Southern Railway


Opened: 1928

Closed: ——

Location code: S37/10

Canterbury West signal boxOf the two stations at Canterbury, that on the former South Eastern Railway (Canterbury West) was the most substantial and by comparison the London, Chatham & Dover's offering was distinctly meager.

The West station possessed four running lines through the station, with platforms only on the outer ones. Each end was originally controlled by a separate box (Canterbury West Nos. 1 and 2) but the Southern Railway erected a box on a gantry across the tracks at the eastern end of the station to control the entire layout in 1928. It is alleged the box came second-hand from Blackfriars Junction, but it would appear to be a standard Southern Railway cabin constructed in timber to reduce the weight when mounted in this commanding position.

Inside Canterbury West boxStepping inside, a 72-lever frame of the South Eastern & Chatham's standard design is found, although rationalisation has caused a number of levers to be painted white as they are no longer used. This type of frame was jointly patented by the SEC and Sykes and is the only frame type that the latter has been involved with that seems to have gone into mass-production. The type was introduced in 1907 to supersede the crude designs of the London, Chatham & Dover (see Canterbury East) and of the South Eastern (as at Edenbridge). The quadrant plates are similar to Saxby & Farmer's Duplex frames, as at Warsop Junction) so it would appear this design came as "the best of all worlds".
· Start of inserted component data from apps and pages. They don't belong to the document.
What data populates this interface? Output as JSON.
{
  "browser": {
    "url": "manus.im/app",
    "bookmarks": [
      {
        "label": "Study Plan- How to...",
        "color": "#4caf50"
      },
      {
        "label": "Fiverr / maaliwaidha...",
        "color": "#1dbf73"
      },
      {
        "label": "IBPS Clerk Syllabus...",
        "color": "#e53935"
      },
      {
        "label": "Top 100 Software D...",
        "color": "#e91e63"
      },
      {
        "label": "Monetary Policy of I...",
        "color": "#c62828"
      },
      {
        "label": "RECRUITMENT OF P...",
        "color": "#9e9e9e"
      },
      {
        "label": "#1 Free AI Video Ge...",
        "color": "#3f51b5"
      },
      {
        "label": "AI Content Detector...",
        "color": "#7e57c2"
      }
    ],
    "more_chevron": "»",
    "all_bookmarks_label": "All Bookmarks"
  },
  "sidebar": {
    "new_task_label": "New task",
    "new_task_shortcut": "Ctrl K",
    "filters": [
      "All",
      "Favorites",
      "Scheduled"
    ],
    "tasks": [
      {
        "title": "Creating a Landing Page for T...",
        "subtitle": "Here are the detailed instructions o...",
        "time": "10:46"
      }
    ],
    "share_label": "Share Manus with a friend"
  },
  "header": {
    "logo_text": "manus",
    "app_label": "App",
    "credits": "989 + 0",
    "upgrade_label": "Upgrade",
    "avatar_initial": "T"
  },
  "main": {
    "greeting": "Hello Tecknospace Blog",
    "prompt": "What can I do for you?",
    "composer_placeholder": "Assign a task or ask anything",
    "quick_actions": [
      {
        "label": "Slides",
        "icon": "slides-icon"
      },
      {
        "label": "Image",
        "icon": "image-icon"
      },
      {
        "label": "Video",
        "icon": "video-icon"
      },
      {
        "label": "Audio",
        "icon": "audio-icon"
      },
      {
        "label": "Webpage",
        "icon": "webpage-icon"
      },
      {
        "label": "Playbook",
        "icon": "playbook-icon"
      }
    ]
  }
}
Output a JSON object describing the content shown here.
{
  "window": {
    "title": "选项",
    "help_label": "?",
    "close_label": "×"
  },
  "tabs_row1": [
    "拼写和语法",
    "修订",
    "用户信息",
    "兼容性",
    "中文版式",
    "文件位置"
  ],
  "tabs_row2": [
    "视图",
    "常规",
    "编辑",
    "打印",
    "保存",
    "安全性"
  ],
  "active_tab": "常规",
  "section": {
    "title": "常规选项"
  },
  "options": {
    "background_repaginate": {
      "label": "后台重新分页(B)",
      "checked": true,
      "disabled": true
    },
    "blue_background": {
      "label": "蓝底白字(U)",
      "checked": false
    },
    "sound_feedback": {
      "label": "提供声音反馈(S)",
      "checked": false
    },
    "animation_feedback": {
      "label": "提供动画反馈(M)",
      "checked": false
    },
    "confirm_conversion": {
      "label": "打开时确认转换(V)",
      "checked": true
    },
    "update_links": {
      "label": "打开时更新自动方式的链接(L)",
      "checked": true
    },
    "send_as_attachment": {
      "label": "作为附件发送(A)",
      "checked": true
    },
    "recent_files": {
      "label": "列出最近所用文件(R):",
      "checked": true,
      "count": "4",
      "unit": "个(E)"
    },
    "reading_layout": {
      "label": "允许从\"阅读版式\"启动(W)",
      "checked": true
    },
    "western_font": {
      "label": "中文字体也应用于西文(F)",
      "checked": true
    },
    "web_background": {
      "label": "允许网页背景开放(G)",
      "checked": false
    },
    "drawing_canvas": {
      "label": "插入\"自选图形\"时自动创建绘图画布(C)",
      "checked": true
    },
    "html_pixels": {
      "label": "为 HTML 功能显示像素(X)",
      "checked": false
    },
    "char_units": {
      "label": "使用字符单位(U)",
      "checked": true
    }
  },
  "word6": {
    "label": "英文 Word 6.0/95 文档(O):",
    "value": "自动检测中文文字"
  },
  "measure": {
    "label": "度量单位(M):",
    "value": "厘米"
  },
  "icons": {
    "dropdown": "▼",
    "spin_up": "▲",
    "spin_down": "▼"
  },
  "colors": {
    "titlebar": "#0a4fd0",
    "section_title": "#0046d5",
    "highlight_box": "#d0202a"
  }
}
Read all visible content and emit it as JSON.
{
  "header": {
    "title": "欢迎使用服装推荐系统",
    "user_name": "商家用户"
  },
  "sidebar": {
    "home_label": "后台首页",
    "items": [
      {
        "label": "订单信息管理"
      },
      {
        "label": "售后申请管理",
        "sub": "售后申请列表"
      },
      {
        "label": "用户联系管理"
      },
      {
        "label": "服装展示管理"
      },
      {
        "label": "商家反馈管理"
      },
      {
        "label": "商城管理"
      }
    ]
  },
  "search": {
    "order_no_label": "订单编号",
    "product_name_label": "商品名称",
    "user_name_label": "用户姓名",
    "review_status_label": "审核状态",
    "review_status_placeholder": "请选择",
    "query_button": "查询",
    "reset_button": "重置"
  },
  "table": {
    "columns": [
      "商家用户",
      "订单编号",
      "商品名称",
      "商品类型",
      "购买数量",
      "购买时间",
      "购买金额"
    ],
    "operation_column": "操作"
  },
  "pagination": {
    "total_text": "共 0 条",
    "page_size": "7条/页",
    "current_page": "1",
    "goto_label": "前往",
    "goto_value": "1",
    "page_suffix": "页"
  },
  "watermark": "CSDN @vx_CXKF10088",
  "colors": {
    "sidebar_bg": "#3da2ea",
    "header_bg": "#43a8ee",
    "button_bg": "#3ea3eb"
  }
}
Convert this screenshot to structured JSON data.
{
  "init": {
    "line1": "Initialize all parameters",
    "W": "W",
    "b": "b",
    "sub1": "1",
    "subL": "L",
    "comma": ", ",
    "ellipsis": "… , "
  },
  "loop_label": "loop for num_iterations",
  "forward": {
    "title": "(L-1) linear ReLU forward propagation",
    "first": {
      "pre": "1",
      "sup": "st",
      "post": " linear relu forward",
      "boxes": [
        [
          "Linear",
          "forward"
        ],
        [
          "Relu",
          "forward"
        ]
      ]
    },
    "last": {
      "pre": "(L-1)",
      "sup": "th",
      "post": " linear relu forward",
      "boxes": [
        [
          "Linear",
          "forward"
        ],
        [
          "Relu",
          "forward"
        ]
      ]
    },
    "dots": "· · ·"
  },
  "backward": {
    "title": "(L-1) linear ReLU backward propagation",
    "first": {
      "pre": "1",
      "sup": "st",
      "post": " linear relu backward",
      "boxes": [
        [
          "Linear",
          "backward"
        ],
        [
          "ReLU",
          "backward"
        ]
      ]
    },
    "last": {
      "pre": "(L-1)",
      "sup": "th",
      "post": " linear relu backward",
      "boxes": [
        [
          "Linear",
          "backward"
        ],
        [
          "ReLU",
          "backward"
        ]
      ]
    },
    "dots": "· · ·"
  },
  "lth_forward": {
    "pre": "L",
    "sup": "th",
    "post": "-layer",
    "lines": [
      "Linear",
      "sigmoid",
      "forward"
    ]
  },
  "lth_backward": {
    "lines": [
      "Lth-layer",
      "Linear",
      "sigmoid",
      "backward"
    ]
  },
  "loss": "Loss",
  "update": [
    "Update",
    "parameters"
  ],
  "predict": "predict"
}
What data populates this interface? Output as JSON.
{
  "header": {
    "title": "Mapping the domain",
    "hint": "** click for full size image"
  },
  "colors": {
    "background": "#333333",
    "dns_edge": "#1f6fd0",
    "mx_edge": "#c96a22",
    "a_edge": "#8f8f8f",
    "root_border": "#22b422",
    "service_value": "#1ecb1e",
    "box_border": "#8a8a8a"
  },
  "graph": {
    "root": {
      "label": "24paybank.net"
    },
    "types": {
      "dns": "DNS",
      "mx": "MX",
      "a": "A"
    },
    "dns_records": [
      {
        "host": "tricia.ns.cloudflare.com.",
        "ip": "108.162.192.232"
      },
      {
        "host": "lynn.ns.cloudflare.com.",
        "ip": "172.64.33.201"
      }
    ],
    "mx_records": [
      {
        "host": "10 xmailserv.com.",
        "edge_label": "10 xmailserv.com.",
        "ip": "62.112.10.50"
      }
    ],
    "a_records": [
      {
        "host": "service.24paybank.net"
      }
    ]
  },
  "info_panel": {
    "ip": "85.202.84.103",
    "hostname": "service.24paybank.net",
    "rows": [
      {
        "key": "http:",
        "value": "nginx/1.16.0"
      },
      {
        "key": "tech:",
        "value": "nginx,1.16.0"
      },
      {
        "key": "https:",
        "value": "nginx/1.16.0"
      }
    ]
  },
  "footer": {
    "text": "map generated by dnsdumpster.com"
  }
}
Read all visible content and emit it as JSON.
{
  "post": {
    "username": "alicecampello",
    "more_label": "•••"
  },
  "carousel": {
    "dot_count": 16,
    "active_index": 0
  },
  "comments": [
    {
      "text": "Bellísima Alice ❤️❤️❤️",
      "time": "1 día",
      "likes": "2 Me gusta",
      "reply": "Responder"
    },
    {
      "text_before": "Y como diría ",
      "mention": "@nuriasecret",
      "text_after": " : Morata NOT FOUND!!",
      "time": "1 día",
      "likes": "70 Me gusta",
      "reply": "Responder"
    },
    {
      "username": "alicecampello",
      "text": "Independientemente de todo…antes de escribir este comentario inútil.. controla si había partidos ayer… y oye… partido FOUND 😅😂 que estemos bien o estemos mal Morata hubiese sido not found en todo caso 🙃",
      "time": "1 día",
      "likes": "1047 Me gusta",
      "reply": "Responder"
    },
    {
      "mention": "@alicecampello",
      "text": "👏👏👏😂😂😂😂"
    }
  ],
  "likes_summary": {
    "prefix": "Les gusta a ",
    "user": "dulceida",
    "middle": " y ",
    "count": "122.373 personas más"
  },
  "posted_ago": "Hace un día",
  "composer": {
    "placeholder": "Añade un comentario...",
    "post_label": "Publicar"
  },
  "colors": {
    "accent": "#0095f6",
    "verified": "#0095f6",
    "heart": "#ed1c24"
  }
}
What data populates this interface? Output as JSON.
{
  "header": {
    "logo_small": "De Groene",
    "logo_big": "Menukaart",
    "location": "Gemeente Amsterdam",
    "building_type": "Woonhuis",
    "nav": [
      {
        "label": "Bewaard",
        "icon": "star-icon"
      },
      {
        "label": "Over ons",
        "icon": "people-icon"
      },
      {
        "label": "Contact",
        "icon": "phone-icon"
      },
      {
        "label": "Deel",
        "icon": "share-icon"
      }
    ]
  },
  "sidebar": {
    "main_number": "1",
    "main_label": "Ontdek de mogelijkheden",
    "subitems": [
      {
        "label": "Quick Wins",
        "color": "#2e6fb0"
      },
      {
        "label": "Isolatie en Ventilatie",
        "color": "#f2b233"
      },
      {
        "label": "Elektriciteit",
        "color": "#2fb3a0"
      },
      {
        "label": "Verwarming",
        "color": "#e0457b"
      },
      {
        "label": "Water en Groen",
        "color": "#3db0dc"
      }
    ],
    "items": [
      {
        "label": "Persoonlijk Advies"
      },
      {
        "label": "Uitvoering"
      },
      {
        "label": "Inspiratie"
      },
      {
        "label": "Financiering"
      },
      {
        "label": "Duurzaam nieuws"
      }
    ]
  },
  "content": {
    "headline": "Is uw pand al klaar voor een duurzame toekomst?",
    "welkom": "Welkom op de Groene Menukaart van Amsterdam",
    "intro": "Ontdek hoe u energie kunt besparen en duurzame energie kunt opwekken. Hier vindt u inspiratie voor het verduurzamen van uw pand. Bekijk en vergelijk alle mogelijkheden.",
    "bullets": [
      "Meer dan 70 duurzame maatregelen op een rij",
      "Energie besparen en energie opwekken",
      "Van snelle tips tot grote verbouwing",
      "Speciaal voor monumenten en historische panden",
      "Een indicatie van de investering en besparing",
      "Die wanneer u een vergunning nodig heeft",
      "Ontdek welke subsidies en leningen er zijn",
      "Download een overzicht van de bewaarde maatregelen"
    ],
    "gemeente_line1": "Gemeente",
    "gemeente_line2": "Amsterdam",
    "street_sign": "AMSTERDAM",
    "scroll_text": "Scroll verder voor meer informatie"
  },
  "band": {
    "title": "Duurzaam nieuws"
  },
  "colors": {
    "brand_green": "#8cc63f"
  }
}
Whilst the box retains many traditional features in the way of brass-cased plungers and instruments, it lacked (when these photographs were taken in 1978) the charm of Canterbury East as modern equipment to work a Closed Circuit Television monitored level crossing is provided, and venetian blinds cover the windows.

SR three-position block at Canterbury West Sandwiched between two banks of modern level crossing control switches is a smart Southern Railway three-position block instrument, controlling the double line towards Chartham.

These instruments are based (in shape) on the style of Sykes' Lock & Block instruments, and it is possible that some were in fact converted from these. The Southern Railway inherited a bunch of railway companies with a motley collection of signalling equipment in 1923. Whilst the busy suburban areas were nearly all signalled by the secure Lock & Block system, outlying areas, including main lines, were mostly signalled by primitive one-wire, two-position blocks. The Southern built thousands of instruments to the design shown here for progressive replacement, although a few lines were not updated until as recently as the 1980s.

Near the base of the instrument is the commutator handle, with a sliding brass reminder that locks it in position to the right of it. Above is the "pegger" indicator, whilst at the top, separately, is the "non-pegger".

This design remains the standard instrument on the former Southern Region as the modular plastic units used in the rest of the country have never been adopted. Sufficient spare instruments have always been generated by modernisation schemes and line closures.

This instrument remained in use until 2005, but working is now by Track Circuit Block to Canterbury Wye Area Control Centre - a portacabin located beneath the West box which controls the area formerly managed by Wye and Chartham boxes.

Additional notes by Jon Beeching, John Creed, Tony Endersby and Nick Wellington.


All photographs copyright © John Hinson unless otherwise stated